“We don’t want it to be called an ‘injunction,'” said lead counsel Henry Hockheimer Jr. of Philadelphia law firm Ballard Spahr, noting that his clients had similar reservations about words like “enjoined,” preferring the more innocuous “prohibited.” Judge Jan E. DuBois agreed, waving his robed arm high along an imaginary marquee, saying that he understood the district wanting to avoid certain types of headlines.
Is it possible that the school district is not quite fully aware of the trouble it’s in? For the most part, after all, educators sit on the far left of the traditional political spectrum, a place where most of their immediate ideological neighbors share the notion that government knows better than the individual, and that schools and school administrators in their infinite wisdom can parent better than parents. Is it really so outlandish to consider that officials at Lower Merion School District wholeheartedly believed not only that it was their right to police its own population -- even at home -- in search of possible wrongdoing, but that they were looking out for the best interests of their students by doing so?
Looking around Courtroom 12-B yesterday afternoon, I became acutely aware that of the four laptops in the room, my own was not the only one with an obscured webcam. Walking through a common area at my law school later yesterday evening, I noticed even more.

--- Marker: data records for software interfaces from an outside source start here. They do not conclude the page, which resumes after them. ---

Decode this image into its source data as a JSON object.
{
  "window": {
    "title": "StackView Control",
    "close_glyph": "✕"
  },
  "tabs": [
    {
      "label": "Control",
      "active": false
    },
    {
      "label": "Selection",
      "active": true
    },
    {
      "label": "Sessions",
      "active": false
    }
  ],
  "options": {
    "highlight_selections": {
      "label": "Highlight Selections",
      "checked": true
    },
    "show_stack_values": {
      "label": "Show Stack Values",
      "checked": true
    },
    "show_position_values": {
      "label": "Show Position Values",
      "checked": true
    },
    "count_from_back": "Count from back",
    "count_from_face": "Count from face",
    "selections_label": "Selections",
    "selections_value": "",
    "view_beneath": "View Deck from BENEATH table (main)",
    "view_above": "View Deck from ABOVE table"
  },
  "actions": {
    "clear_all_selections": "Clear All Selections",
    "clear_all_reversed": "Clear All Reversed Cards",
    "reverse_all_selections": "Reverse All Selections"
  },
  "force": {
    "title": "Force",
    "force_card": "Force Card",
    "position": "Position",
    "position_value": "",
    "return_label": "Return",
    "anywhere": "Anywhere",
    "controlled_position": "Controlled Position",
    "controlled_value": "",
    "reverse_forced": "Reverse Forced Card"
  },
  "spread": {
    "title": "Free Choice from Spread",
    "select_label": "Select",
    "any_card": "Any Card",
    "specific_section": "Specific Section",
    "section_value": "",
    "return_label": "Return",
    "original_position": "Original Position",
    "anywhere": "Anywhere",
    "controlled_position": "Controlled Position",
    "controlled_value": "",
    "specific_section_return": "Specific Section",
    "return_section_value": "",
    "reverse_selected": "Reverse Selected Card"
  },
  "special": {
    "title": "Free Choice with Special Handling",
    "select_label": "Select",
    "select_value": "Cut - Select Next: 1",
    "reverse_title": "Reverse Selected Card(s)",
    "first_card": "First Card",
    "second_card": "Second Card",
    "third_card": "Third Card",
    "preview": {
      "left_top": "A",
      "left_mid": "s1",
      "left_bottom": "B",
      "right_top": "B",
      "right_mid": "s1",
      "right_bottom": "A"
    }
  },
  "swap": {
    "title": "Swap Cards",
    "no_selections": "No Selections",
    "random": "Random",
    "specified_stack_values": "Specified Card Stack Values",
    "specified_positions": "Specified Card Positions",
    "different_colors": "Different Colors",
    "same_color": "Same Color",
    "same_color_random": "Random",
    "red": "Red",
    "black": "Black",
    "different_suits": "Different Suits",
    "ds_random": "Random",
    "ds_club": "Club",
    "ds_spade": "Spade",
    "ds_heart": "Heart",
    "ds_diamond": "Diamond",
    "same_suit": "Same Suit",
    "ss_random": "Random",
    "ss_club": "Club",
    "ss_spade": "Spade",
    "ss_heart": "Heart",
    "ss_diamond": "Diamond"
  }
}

Whatever the reasoning, whether the lens obstruction is symbolic in nature -- mine sports a “forever” first class stamp prominently featuring a photo of the Liberty Bell -- or if the concern for privacy is actual, it is clear in the suburbs of Philadelphia that the Nanny State is alive and well, and that even in school districts where the students seem to have everything, true freedom and liberty can still be elusive.